Mr. Azzi also asked about the word “camp,” indicating that it had connotations that might not have been intended.
It was agreed that this article will be taken up again at the meeting on January 14, 2013.
Greenland incident report
Selectman Musselman then stated that the report on the incident in Greenland had recently come out. Editor’s note: this is an apparent reference to the incident in which Greenland’s police chief was shot dead during a drug arrest at a residence in Greenland. Selectman Musselman stated that the report made a number of suggestions, and asked Police Chief Walsh whether Rye could be doing anything differently. Chief Walsh responded that Rye was ahead of the curve and was considering strategy and intelligence information before arrests of this type. Selectman Mills referred to the Pioneer Rd. situation. Editor’s note: This is an apparent reference to a standoff there over the summer. Selectman Musselman stated that Rye was part of a team, which was utilized there, while Greenland was not a member of this team.
Article J – Old Ferry Landing Road Relocation
It was indicated that a reference to a plan date of 12/11/12 would be added, and that the plan would be posted at town hall.

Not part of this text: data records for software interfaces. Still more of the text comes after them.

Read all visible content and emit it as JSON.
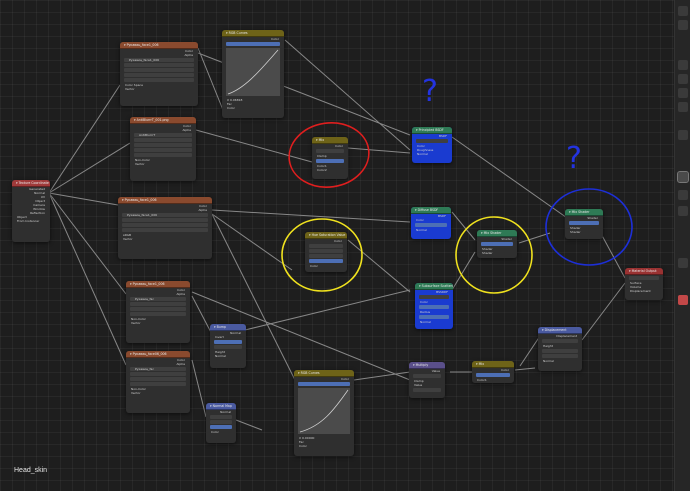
{
  "status": {
    "material_label": "Head_skin"
  },
  "rightbar": {
    "icons": [
      "tool-icon",
      "view-icon",
      "object-icon",
      "modifier-icon",
      "particles-icon",
      "physics-icon",
      "constraints-icon",
      "data-icon",
      "material-icon",
      "texture-icon",
      "scene-icon",
      "world-icon"
    ]
  },
  "nodes": {
    "texcoord": {
      "title": "Texture Coordinate",
      "rows": [
        "Generated",
        "Normal",
        "UV",
        "Object",
        "Camera",
        "Window",
        "Reflection"
      ],
      "object_label": "Object",
      "from_instancer": "From Instancer"
    },
    "img1": {
      "title": "Рукавиц_face1_006",
      "outputs": [
        "Color",
        "Alpha"
      ],
      "image": "Рукавиц_face1_006",
      "fields": [
        "Linear",
        "Flat",
        "Repeat",
        "Single Image"
      ],
      "colorspace_label": "Color Space",
      "colorspace": "Non-Color",
      "vector": "Vector"
    },
    "img2": {
      "title": "AntiBlurrrT_001.png",
      "outputs": [
        "Color",
        "Alpha"
      ],
      "image": "AntiBlurrrT",
      "fields": [
        "Linear",
        "Flat",
        "Repeat",
        "Single Image"
      ],
      "colorspace_label": "Color Space",
      "colorspace": "Non-Color",
      "vector": "Vector"
    },
    "img3": {
      "title": "Рукавиц_face1_006",
      "outputs": [
        "Color",
        "Alpha"
      ],
      "image": "Рукавиц_face1_006",
      "fields": [
        "Linear",
        "Flat",
        "Repeat",
        "Single Image"
      ],
      "colorspace_label": "Color Space",
      "colorspace": "sRGB",
      "vector": "Vector"
    },
    "img4": {
      "title": "Рукавиц_face1_006",
      "outputs": [
        "Color",
        "Alpha"
      ],
      "image": "Рукавиц_fac",
      "fields": [
        "Linear",
        "Flat",
        "Repeat",
        "Single Image"
      ],
      "colorspace_label": "Color Space",
      "colorspace": "Non-Color",
      "vector": "Vector"
    },
    "img5": {
      "title": "Рукавиц_face06_006",
      "outputs": [
        "Color",
        "Alpha"
      ],
      "image": "Рукавиц_fac",
      "fields": [
        "Linear",
        "Flat",
        "Repeat",
        "Single Image"
      ],
      "colorspace_label": "Color Space",
      "colorspace": "Non-Color",
      "vector": "Vector"
    },
    "rgbcurves1": {
      "title": "RGB Curves",
      "output": "Color",
      "tabs": [
        "Combine",
        "Fit View"
      ],
      "readout": [
        "X 0.06818",
        "Y 0.03909"
      ],
      "inputs": [
        "Fac",
        "Color"
      ]
    },
    "rgbcurves2": {
      "title": "RGB Curves",
      "output": "Color",
      "tabs": [
        "Combine",
        "Fit View"
      ],
      "readout": [
        "X 0.00000",
        "Y 0.00000"
      ],
      "inputs": [
        "Fac",
        "Color"
      ]
    },
    "mix": {
      "title": "Mix",
      "output": "Color",
      "fields": [
        "Mix",
        "Clamp"
      ],
      "inputs": [
        "Fac",
        "Color1",
        "Color2"
      ]
    },
    "hsv": {
      "title": "Hue Saturation Value",
      "output": "Color",
      "rows": [
        "Hue",
        "Saturation",
        "Value",
        "Fac",
        "Color"
      ],
      "values": [
        "0.500",
        "1.000",
        "1.000",
        "1.000",
        ""
      ]
    },
    "principled_sss": {
      "title": "Principled BSDF",
      "output": "BSDF",
      "method": "GGX",
      "rows": [
        "Color",
        "Roughness",
        "Normal"
      ]
    },
    "diffuse": {
      "title": "Diffuse BSDF",
      "output": "BSDF",
      "rows": [
        "Color",
        "Roughness",
        "Normal"
      ]
    },
    "sss": {
      "title": "Subsurface Scattering",
      "output": "BSSRDF",
      "method": "Christensen-Burley",
      "rows": [
        "Color",
        "Scale",
        "Radius",
        "Sharpness",
        "Normal"
      ]
    },
    "mixshader1": {
      "title": "Mix Shader",
      "output": "Shader",
      "rows": [
        "Fac",
        "Shader",
        "Shader"
      ],
      "fac": "0.478"
    },
    "mixshader2": {
      "title": "Mix Shader",
      "output": "Shader",
      "rows": [
        "Fac",
        "Shader",
        "Shader"
      ],
      "fac": "0.800"
    },
    "output": {
      "title": "Material Output",
      "target": "All",
      "rows": [
        "Surface",
        "Volume",
        "Displacement"
      ]
    },
    "bump": {
      "title": "Bump",
      "output": "Normal",
      "rows": [
        "Invert",
        "Strength",
        "Distance",
        "Height",
        "Normal"
      ]
    },
    "normalmap": {
      "title": "Normal Map",
      "output": "Normal",
      "fields": [
        "Tangent Space",
        "UVMap"
      ],
      "rows": [
        "Strength",
        "Color"
      ]
    },
    "displacement": {
      "title": "Displacement",
      "output": "Displacement",
      "space": "Object Space",
      "rows": [
        "Height",
        "Midlevel",
        "Scale",
        "Normal"
      ]
    },
    "math": {
      "title": "Multiply",
      "output": "Value",
      "fields": [
        "Multiply",
        "Clamp"
      ],
      "rows": [
        "Value",
        "Value"
      ]
    },
    "colorramp": {
      "title": "Mix",
      "output": "Color",
      "rows": [
        "Fac",
        "Color1",
        "Color2"
      ]
    }
  },
  "annotations": {
    "question_marks": [
      "?",
      "?"
    ]
  }
}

Article K1 – cutting of 10 trees at Recreation Area
Editor’s note: This apparently addresses the clearing of an area for an expanded parking lot at the Recreation Area.
Mr. Magnant stated that, if 11 trees must be cut down, they could not proceed. Mr. Azzi asked what the definition of a “tree” was. Selectman Musselman indicated that they could add a provision defining trees as anything greater than 4 inches in diameter, but that would be too much detail.
Article L – Bicycling regulation
It was stated that there was no change to this. Editor’s note: see above reference to Articles L and M above.
Discussion related to this referenced Richard Rd., Browns Ct. and Power Ave. No changes were made. Editor’s note: See notes of December 10, 2012 meeting. This warrant article apparently refers to no parking on these roads, which are all near Jenness Beach.
Article O – Recorded votes
Cindi Gillespie indicated that this is all new language. Selectman Jenness read the warrant article, which refers to RSA 32:5, V-a and RSA 40:13, V-a. Editor’s note: These RSAs permit the Town Meeting to require that votes on budget items and warrant articles by the budget committee or Board of Selectmen be recorded, with a numerical tally included on the ballot. Selectman Jenness stated that this article “will make Joe happy.” Selectman Mills agreed, stating that at times he tells residents that he was opposed to a particular action. The motion to include this article on the ballot carried unanimously.
Article H — Budget
This warrant article was read. It refers to a default budget of $8.38 million and a recommended budget of $8.68 million, including sewer and outside details. Selectman Musselman indicated that the difference, apparently relative to last year’s adopted budget, was $49,000. Apparently referring to the difference between the recommended budget and the default budget, Selectman Musselman stated that they would be hard pressed to achieve a reduction of $300,000. Selectman Mills indicated that each department could be given a percentage reduction. Selectman Musselman responded that they should not leave with the thought that the difference was $50,000. Hampton had a default budget for four years running and had to deal with it.
The Selectmen then voted to go into non-public session.